Kapstein and Converse examine potential correlates of democratic reversal like initial conditions, economic performance and policy, political institutions and the role of time in a sample of new democracies: countries that saw an absolute increase of at least 6 points over three years or less on the Polity scale, a measure of political regime characteristics and transitions (Marshall and Jaggers 2005).

Kapstein and Converse didn't analyze it, but could younger, high population growth countries be more likely to make democratic reversals? There are reasons to believe demographic factors could be important. In The Shape of Things to Come, Population Action International last year highlighted that 90% of populations with very young age structures were likely to have autocratic or semi-democratic governments, and more likely to be in conflict. It would be interesting to add age structure to Kapstein and Converse's dataset and see whether young and youthful democracies are more vulnerable to reversals than those that are just new.

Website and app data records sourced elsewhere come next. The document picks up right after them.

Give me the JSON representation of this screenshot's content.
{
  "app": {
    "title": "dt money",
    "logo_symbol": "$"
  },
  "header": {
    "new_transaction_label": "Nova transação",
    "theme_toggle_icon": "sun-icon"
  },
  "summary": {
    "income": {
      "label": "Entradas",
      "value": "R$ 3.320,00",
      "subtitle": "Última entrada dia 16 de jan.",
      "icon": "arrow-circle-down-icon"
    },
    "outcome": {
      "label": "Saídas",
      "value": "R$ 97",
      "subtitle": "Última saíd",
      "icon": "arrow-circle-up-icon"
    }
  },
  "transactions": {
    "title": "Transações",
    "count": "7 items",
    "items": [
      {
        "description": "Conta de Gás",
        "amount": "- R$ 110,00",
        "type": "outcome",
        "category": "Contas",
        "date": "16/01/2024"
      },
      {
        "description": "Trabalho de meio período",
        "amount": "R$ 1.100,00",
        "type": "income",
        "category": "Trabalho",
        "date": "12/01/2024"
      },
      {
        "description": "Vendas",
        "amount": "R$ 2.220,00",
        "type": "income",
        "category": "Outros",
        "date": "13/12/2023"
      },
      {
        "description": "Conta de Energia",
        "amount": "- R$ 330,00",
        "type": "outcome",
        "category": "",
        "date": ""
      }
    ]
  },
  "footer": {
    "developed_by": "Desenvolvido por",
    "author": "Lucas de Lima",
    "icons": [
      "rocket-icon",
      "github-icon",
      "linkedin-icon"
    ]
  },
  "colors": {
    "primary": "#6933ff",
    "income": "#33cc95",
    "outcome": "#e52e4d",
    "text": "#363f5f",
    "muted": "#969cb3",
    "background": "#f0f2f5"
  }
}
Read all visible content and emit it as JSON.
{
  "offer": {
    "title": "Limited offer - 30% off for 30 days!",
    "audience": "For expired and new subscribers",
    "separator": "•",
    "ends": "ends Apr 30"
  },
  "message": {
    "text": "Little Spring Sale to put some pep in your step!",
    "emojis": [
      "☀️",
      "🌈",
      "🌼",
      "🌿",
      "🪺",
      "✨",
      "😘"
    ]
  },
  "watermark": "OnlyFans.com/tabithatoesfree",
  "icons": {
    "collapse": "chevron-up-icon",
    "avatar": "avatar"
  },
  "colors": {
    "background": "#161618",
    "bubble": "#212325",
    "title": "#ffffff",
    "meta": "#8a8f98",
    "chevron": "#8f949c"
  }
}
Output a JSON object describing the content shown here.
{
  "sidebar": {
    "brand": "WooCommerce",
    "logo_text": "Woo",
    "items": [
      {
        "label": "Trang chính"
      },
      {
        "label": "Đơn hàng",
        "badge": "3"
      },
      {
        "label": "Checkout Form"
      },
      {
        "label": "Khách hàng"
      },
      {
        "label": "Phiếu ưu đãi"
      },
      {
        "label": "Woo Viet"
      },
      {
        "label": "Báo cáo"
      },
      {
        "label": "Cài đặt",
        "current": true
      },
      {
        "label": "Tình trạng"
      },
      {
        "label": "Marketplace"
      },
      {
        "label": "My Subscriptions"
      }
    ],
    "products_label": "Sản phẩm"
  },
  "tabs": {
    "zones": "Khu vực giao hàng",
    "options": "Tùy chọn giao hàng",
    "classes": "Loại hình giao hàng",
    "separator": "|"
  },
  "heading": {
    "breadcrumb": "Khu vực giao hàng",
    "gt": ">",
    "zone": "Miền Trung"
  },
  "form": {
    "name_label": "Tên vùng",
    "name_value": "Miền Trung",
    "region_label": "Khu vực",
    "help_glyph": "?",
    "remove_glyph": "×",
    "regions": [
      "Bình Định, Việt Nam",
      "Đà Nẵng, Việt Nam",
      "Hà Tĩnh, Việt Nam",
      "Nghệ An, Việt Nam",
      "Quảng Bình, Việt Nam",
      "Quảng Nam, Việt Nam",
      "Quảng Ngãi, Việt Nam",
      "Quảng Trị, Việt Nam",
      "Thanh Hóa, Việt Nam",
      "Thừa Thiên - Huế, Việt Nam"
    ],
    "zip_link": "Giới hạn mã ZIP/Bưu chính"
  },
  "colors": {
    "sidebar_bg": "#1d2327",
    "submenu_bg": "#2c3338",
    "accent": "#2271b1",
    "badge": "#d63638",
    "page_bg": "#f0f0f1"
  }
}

Demography is important to consider in studying political structure and other development dynamics. The link between demographic factors and broader development discourse has been ignored for too long. An initiative at the Center, Demographics and Development in the 21st Century, seeks to rectify that omission. Please see our website for more information!